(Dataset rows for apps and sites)
#####

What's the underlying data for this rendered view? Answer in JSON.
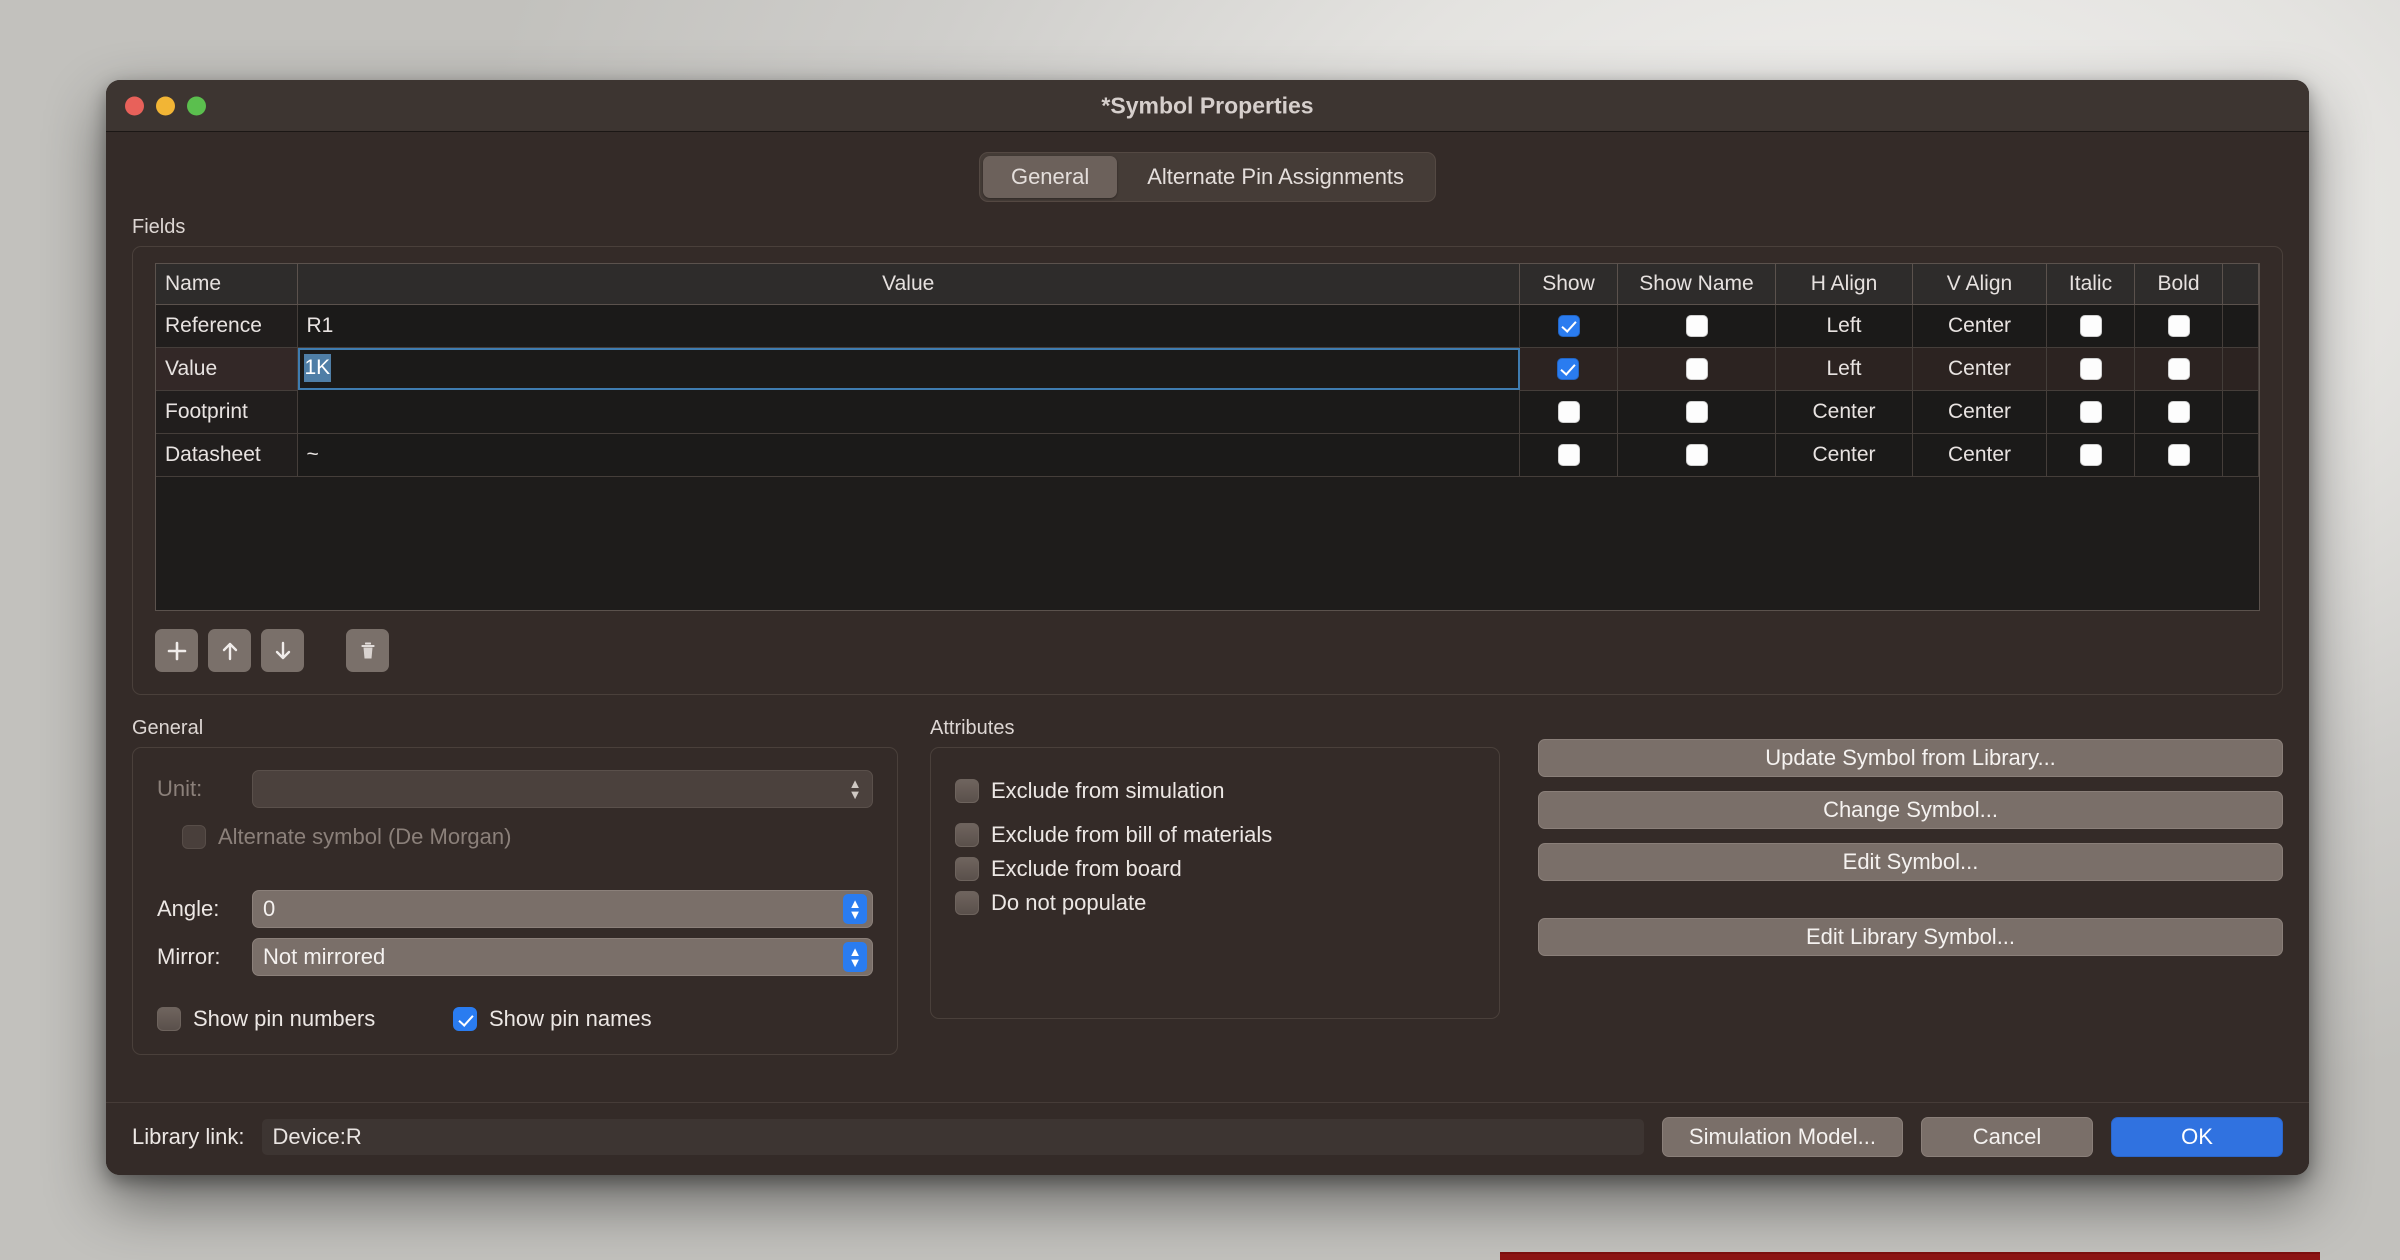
{
  "window": {
    "title": "*Symbol Properties",
    "traffic_lights": [
      "close",
      "minimize",
      "zoom"
    ]
  },
  "tabs": [
    {
      "label": "General",
      "active": true
    },
    {
      "label": "Alternate Pin Assignments",
      "active": false
    }
  ],
  "fields": {
    "group_label": "Fields",
    "columns": [
      "Name",
      "Value",
      "Show",
      "Show Name",
      "H Align",
      "V Align",
      "Italic",
      "Bold"
    ],
    "rows": [
      {
        "name": "Reference",
        "value": "R1",
        "show": true,
        "show_name": false,
        "h_align": "Left",
        "v_align": "Center",
        "italic": false,
        "bold": false,
        "selected": false,
        "editing": false
      },
      {
        "name": "Value",
        "value": "1K",
        "show": true,
        "show_name": false,
        "h_align": "Left",
        "v_align": "Center",
        "italic": false,
        "bold": false,
        "selected": true,
        "editing": true
      },
      {
        "name": "Footprint",
        "value": "",
        "show": false,
        "show_name": false,
        "h_align": "Center",
        "v_align": "Center",
        "italic": false,
        "bold": false,
        "selected": false,
        "editing": false
      },
      {
        "name": "Datasheet",
        "value": "~",
        "show": false,
        "show_name": false,
        "h_align": "Center",
        "v_align": "Center",
        "italic": false,
        "bold": false,
        "selected": false,
        "editing": false
      }
    ],
    "toolbar": [
      {
        "icon": "plus-icon",
        "tooltip": "Add field"
      },
      {
        "icon": "arrow-up-icon",
        "tooltip": "Move up"
      },
      {
        "icon": "arrow-down-icon",
        "tooltip": "Move down"
      },
      {
        "icon": "trash-icon",
        "tooltip": "Delete field"
      }
    ]
  },
  "general": {
    "group_label": "General",
    "unit_label": "Unit:",
    "unit_value": "",
    "unit_disabled": true,
    "alternate_symbol_label": "Alternate symbol (De Morgan)",
    "alternate_symbol_checked": false,
    "alternate_symbol_disabled": true,
    "angle_label": "Angle:",
    "angle_value": "0",
    "mirror_label": "Mirror:",
    "mirror_value": "Not mirrored",
    "show_pin_numbers_label": "Show pin numbers",
    "show_pin_numbers_checked": false,
    "show_pin_names_label": "Show pin names",
    "show_pin_names_checked": true
  },
  "attributes": {
    "group_label": "Attributes",
    "items": [
      {
        "label": "Exclude from simulation",
        "checked": false
      },
      {
        "label": "Exclude from bill of materials",
        "checked": false
      },
      {
        "label": "Exclude from board",
        "checked": false
      },
      {
        "label": "Do not populate",
        "checked": false
      }
    ]
  },
  "actions": {
    "update_symbol": "Update Symbol from Library...",
    "change_symbol": "Change Symbol...",
    "edit_symbol": "Edit Symbol...",
    "edit_library_symbol": "Edit Library Symbol..."
  },
  "footer": {
    "library_link_label": "Library link:",
    "library_link_value": "Device:R",
    "simulation_model": "Simulation Model...",
    "cancel": "Cancel",
    "ok": "OK"
  },
  "colors": {
    "accent_blue": "#2a7cf0",
    "ok_button": "#3072e0",
    "dialog_bg": "#342b28",
    "titlebar_bg": "#3d3531",
    "grid_bg": "#1b1a19",
    "selection_blue": "#4f7ea6",
    "focus_border": "#3f7cb0"
  }
}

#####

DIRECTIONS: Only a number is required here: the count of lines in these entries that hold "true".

SOLUTION TO THE EXERCISE: 8